[Web page and app entries]
#####

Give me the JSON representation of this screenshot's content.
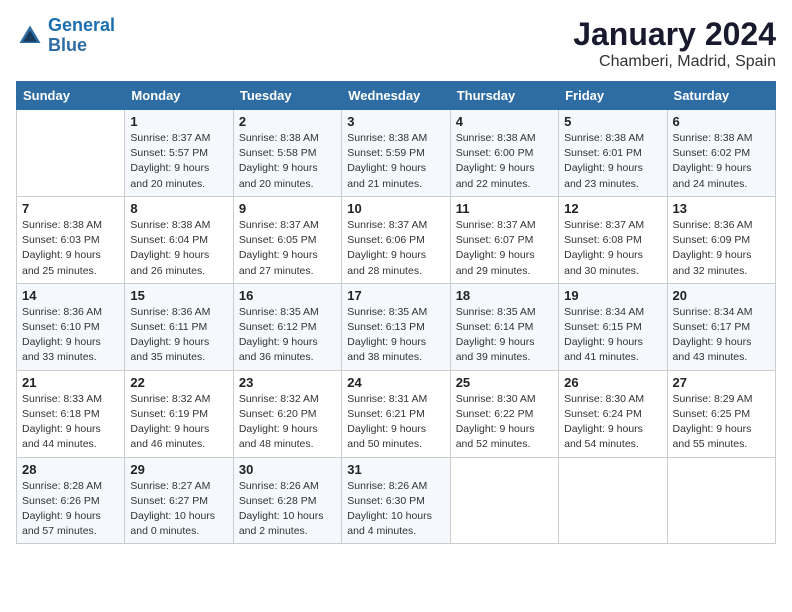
{
  "logo": {
    "line1": "General",
    "line2": "Blue"
  },
  "title": "January 2024",
  "location": "Chamberi, Madrid, Spain",
  "headers": [
    "Sunday",
    "Monday",
    "Tuesday",
    "Wednesday",
    "Thursday",
    "Friday",
    "Saturday"
  ],
  "weeks": [
    [
      {
        "day": "",
        "sunrise": "",
        "sunset": "",
        "daylight": ""
      },
      {
        "day": "1",
        "sunrise": "Sunrise: 8:37 AM",
        "sunset": "Sunset: 5:57 PM",
        "daylight": "Daylight: 9 hours and 20 minutes."
      },
      {
        "day": "2",
        "sunrise": "Sunrise: 8:38 AM",
        "sunset": "Sunset: 5:58 PM",
        "daylight": "Daylight: 9 hours and 20 minutes."
      },
      {
        "day": "3",
        "sunrise": "Sunrise: 8:38 AM",
        "sunset": "Sunset: 5:59 PM",
        "daylight": "Daylight: 9 hours and 21 minutes."
      },
      {
        "day": "4",
        "sunrise": "Sunrise: 8:38 AM",
        "sunset": "Sunset: 6:00 PM",
        "daylight": "Daylight: 9 hours and 22 minutes."
      },
      {
        "day": "5",
        "sunrise": "Sunrise: 8:38 AM",
        "sunset": "Sunset: 6:01 PM",
        "daylight": "Daylight: 9 hours and 23 minutes."
      },
      {
        "day": "6",
        "sunrise": "Sunrise: 8:38 AM",
        "sunset": "Sunset: 6:02 PM",
        "daylight": "Daylight: 9 hours and 24 minutes."
      }
    ],
    [
      {
        "day": "7",
        "sunrise": "Sunrise: 8:38 AM",
        "sunset": "Sunset: 6:03 PM",
        "daylight": "Daylight: 9 hours and 25 minutes."
      },
      {
        "day": "8",
        "sunrise": "Sunrise: 8:38 AM",
        "sunset": "Sunset: 6:04 PM",
        "daylight": "Daylight: 9 hours and 26 minutes."
      },
      {
        "day": "9",
        "sunrise": "Sunrise: 8:37 AM",
        "sunset": "Sunset: 6:05 PM",
        "daylight": "Daylight: 9 hours and 27 minutes."
      },
      {
        "day": "10",
        "sunrise": "Sunrise: 8:37 AM",
        "sunset": "Sunset: 6:06 PM",
        "daylight": "Daylight: 9 hours and 28 minutes."
      },
      {
        "day": "11",
        "sunrise": "Sunrise: 8:37 AM",
        "sunset": "Sunset: 6:07 PM",
        "daylight": "Daylight: 9 hours and 29 minutes."
      },
      {
        "day": "12",
        "sunrise": "Sunrise: 8:37 AM",
        "sunset": "Sunset: 6:08 PM",
        "daylight": "Daylight: 9 hours and 30 minutes."
      },
      {
        "day": "13",
        "sunrise": "Sunrise: 8:36 AM",
        "sunset": "Sunset: 6:09 PM",
        "daylight": "Daylight: 9 hours and 32 minutes."
      }
    ],
    [
      {
        "day": "14",
        "sunrise": "Sunrise: 8:36 AM",
        "sunset": "Sunset: 6:10 PM",
        "daylight": "Daylight: 9 hours and 33 minutes."
      },
      {
        "day": "15",
        "sunrise": "Sunrise: 8:36 AM",
        "sunset": "Sunset: 6:11 PM",
        "daylight": "Daylight: 9 hours and 35 minutes."
      },
      {
        "day": "16",
        "sunrise": "Sunrise: 8:35 AM",
        "sunset": "Sunset: 6:12 PM",
        "daylight": "Daylight: 9 hours and 36 minutes."
      },
      {
        "day": "17",
        "sunrise": "Sunrise: 8:35 AM",
        "sunset": "Sunset: 6:13 PM",
        "daylight": "Daylight: 9 hours and 38 minutes."
      },
      {
        "day": "18",
        "sunrise": "Sunrise: 8:35 AM",
        "sunset": "Sunset: 6:14 PM",
        "daylight": "Daylight: 9 hours and 39 minutes."
      },
      {
        "day": "19",
        "sunrise": "Sunrise: 8:34 AM",
        "sunset": "Sunset: 6:15 PM",
        "daylight": "Daylight: 9 hours and 41 minutes."
      },
      {
        "day": "20",
        "sunrise": "Sunrise: 8:34 AM",
        "sunset": "Sunset: 6:17 PM",
        "daylight": "Daylight: 9 hours and 43 minutes."
      }
    ],
    [
      {
        "day": "21",
        "sunrise": "Sunrise: 8:33 AM",
        "sunset": "Sunset: 6:18 PM",
        "daylight": "Daylight: 9 hours and 44 minutes."
      },
      {
        "day": "22",
        "sunrise": "Sunrise: 8:32 AM",
        "sunset": "Sunset: 6:19 PM",
        "daylight": "Daylight: 9 hours and 46 minutes."
      },
      {
        "day": "23",
        "sunrise": "Sunrise: 8:32 AM",
        "sunset": "Sunset: 6:20 PM",
        "daylight": "Daylight: 9 hours and 48 minutes."
      },
      {
        "day": "24",
        "sunrise": "Sunrise: 8:31 AM",
        "sunset": "Sunset: 6:21 PM",
        "daylight": "Daylight: 9 hours and 50 minutes."
      },
      {
        "day": "25",
        "sunrise": "Sunrise: 8:30 AM",
        "sunset": "Sunset: 6:22 PM",
        "daylight": "Daylight: 9 hours and 52 minutes."
      },
      {
        "day": "26",
        "sunrise": "Sunrise: 8:30 AM",
        "sunset": "Sunset: 6:24 PM",
        "daylight": "Daylight: 9 hours and 54 minutes."
      },
      {
        "day": "27",
        "sunrise": "Sunrise: 8:29 AM",
        "sunset": "Sunset: 6:25 PM",
        "daylight": "Daylight: 9 hours and 55 minutes."
      }
    ],
    [
      {
        "day": "28",
        "sunrise": "Sunrise: 8:28 AM",
        "sunset": "Sunset: 6:26 PM",
        "daylight": "Daylight: 9 hours and 57 minutes."
      },
      {
        "day": "29",
        "sunrise": "Sunrise: 8:27 AM",
        "sunset": "Sunset: 6:27 PM",
        "daylight": "Daylight: 10 hours and 0 minutes."
      },
      {
        "day": "30",
        "sunrise": "Sunrise: 8:26 AM",
        "sunset": "Sunset: 6:28 PM",
        "daylight": "Daylight: 10 hours and 2 minutes."
      },
      {
        "day": "31",
        "sunrise": "Sunrise: 8:26 AM",
        "sunset": "Sunset: 6:30 PM",
        "daylight": "Daylight: 10 hours and 4 minutes."
      },
      {
        "day": "",
        "sunrise": "",
        "sunset": "",
        "daylight": ""
      },
      {
        "day": "",
        "sunrise": "",
        "sunset": "",
        "daylight": ""
      },
      {
        "day": "",
        "sunrise": "",
        "sunset": "",
        "daylight": ""
      }
    ]
  ]
}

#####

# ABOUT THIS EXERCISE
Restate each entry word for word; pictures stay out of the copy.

# SOLVED PROBLEM
Give me the JSON representation of this screenshot's content.
{
  "logo": {
    "line1": "General",
    "line2": "Blue"
  },
  "title": "January 2024",
  "location": "Chamberi, Madrid, Spain",
  "headers": [
    "Sunday",
    "Monday",
    "Tuesday",
    "Wednesday",
    "Thursday",
    "Friday",
    "Saturday"
  ],
  "weeks": [
    [
      {
        "day": "",
        "sunrise": "",
        "sunset": "",
        "daylight": ""
      },
      {
        "day": "1",
        "sunrise": "Sunrise: 8:37 AM",
        "sunset": "Sunset: 5:57 PM",
        "daylight": "Daylight: 9 hours and 20 minutes."
      },
      {
        "day": "2",
        "sunrise": "Sunrise: 8:38 AM",
        "sunset": "Sunset: 5:58 PM",
        "daylight": "Daylight: 9 hours and 20 minutes."
      },
      {
        "day": "3",
        "sunrise": "Sunrise: 8:38 AM",
        "sunset": "Sunset: 5:59 PM",
        "daylight": "Daylight: 9 hours and 21 minutes."
      },
      {
        "day": "4",
        "sunrise": "Sunrise: 8:38 AM",
        "sunset": "Sunset: 6:00 PM",
        "daylight": "Daylight: 9 hours and 22 minutes."
      },
      {
        "day": "5",
        "sunrise": "Sunrise: 8:38 AM",
        "sunset": "Sunset: 6:01 PM",
        "daylight": "Daylight: 9 hours and 23 minutes."
      },
      {
        "day": "6",
        "sunrise": "Sunrise: 8:38 AM",
        "sunset": "Sunset: 6:02 PM",
        "daylight": "Daylight: 9 hours and 24 minutes."
      }
    ],
    [
      {
        "day": "7",
        "sunrise": "Sunrise: 8:38 AM",
        "sunset": "Sunset: 6:03 PM",
        "daylight": "Daylight: 9 hours and 25 minutes."
      },
      {
        "day": "8",
        "sunrise": "Sunrise: 8:38 AM",
        "sunset": "Sunset: 6:04 PM",
        "daylight": "Daylight: 9 hours and 26 minutes."
      },
      {
        "day": "9",
        "sunrise": "Sunrise: 8:37 AM",
        "sunset": "Sunset: 6:05 PM",
        "daylight": "Daylight: 9 hours and 27 minutes."
      },
      {
        "day": "10",
        "sunrise": "Sunrise: 8:37 AM",
        "sunset": "Sunset: 6:06 PM",
        "daylight": "Daylight: 9 hours and 28 minutes."
      },
      {
        "day": "11",
        "sunrise": "Sunrise: 8:37 AM",
        "sunset": "Sunset: 6:07 PM",
        "daylight": "Daylight: 9 hours and 29 minutes."
      },
      {
        "day": "12",
        "sunrise": "Sunrise: 8:37 AM",
        "sunset": "Sunset: 6:08 PM",
        "daylight": "Daylight: 9 hours and 30 minutes."
      },
      {
        "day": "13",
        "sunrise": "Sunrise: 8:36 AM",
        "sunset": "Sunset: 6:09 PM",
        "daylight": "Daylight: 9 hours and 32 minutes."
      }
    ],
    [
      {
        "day": "14",
        "sunrise": "Sunrise: 8:36 AM",
        "sunset": "Sunset: 6:10 PM",
        "daylight": "Daylight: 9 hours and 33 minutes."
      },
      {
        "day": "15",
        "sunrise": "Sunrise: 8:36 AM",
        "sunset": "Sunset: 6:11 PM",
        "daylight": "Daylight: 9 hours and 35 minutes."
      },
      {
        "day": "16",
        "sunrise": "Sunrise: 8:35 AM",
        "sunset": "Sunset: 6:12 PM",
        "daylight": "Daylight: 9 hours and 36 minutes."
      },
      {
        "day": "17",
        "sunrise": "Sunrise: 8:35 AM",
        "sunset": "Sunset: 6:13 PM",
        "daylight": "Daylight: 9 hours and 38 minutes."
      },
      {
        "day": "18",
        "sunrise": "Sunrise: 8:35 AM",
        "sunset": "Sunset: 6:14 PM",
        "daylight": "Daylight: 9 hours and 39 minutes."
      },
      {
        "day": "19",
        "sunrise": "Sunrise: 8:34 AM",
        "sunset": "Sunset: 6:15 PM",
        "daylight": "Daylight: 9 hours and 41 minutes."
      },
      {
        "day": "20",
        "sunrise": "Sunrise: 8:34 AM",
        "sunset": "Sunset: 6:17 PM",
        "daylight": "Daylight: 9 hours and 43 minutes."
      }
    ],
    [
      {
        "day": "21",
        "sunrise": "Sunrise: 8:33 AM",
        "sunset": "Sunset: 6:18 PM",
        "daylight": "Daylight: 9 hours and 44 minutes."
      },
      {
        "day": "22",
        "sunrise": "Sunrise: 8:32 AM",
        "sunset": "Sunset: 6:19 PM",
        "daylight": "Daylight: 9 hours and 46 minutes."
      },
      {
        "day": "23",
        "sunrise": "Sunrise: 8:32 AM",
        "sunset": "Sunset: 6:20 PM",
        "daylight": "Daylight: 9 hours and 48 minutes."
      },
      {
        "day": "24",
        "sunrise": "Sunrise: 8:31 AM",
        "sunset": "Sunset: 6:21 PM",
        "daylight": "Daylight: 9 hours and 50 minutes."
      },
      {
        "day": "25",
        "sunrise": "Sunrise: 8:30 AM",
        "sunset": "Sunset: 6:22 PM",
        "daylight": "Daylight: 9 hours and 52 minutes."
      },
      {
        "day": "26",
        "sunrise": "Sunrise: 8:30 AM",
        "sunset": "Sunset: 6:24 PM",
        "daylight": "Daylight: 9 hours and 54 minutes."
      },
      {
        "day": "27",
        "sunrise": "Sunrise: 8:29 AM",
        "sunset": "Sunset: 6:25 PM",
        "daylight": "Daylight: 9 hours and 55 minutes."
      }
    ],
    [
      {
        "day": "28",
        "sunrise": "Sunrise: 8:28 AM",
        "sunset": "Sunset: 6:26 PM",
        "daylight": "Daylight: 9 hours and 57 minutes."
      },
      {
        "day": "29",
        "sunrise": "Sunrise: 8:27 AM",
        "sunset": "Sunset: 6:27 PM",
        "daylight": "Daylight: 10 hours and 0 minutes."
      },
      {
        "day": "30",
        "sunrise": "Sunrise: 8:26 AM",
        "sunset": "Sunset: 6:28 PM",
        "daylight": "Daylight: 10 hours and 2 minutes."
      },
      {
        "day": "31",
        "sunrise": "Sunrise: 8:26 AM",
        "sunset": "Sunset: 6:30 PM",
        "daylight": "Daylight: 10 hours and 4 minutes."
      },
      {
        "day": "",
        "sunrise": "",
        "sunset": "",
        "daylight": ""
      },
      {
        "day": "",
        "sunrise": "",
        "sunset": "",
        "daylight": ""
      },
      {
        "day": "",
        "sunrise": "",
        "sunset": "",
        "daylight": ""
      }
    ]
  ]
}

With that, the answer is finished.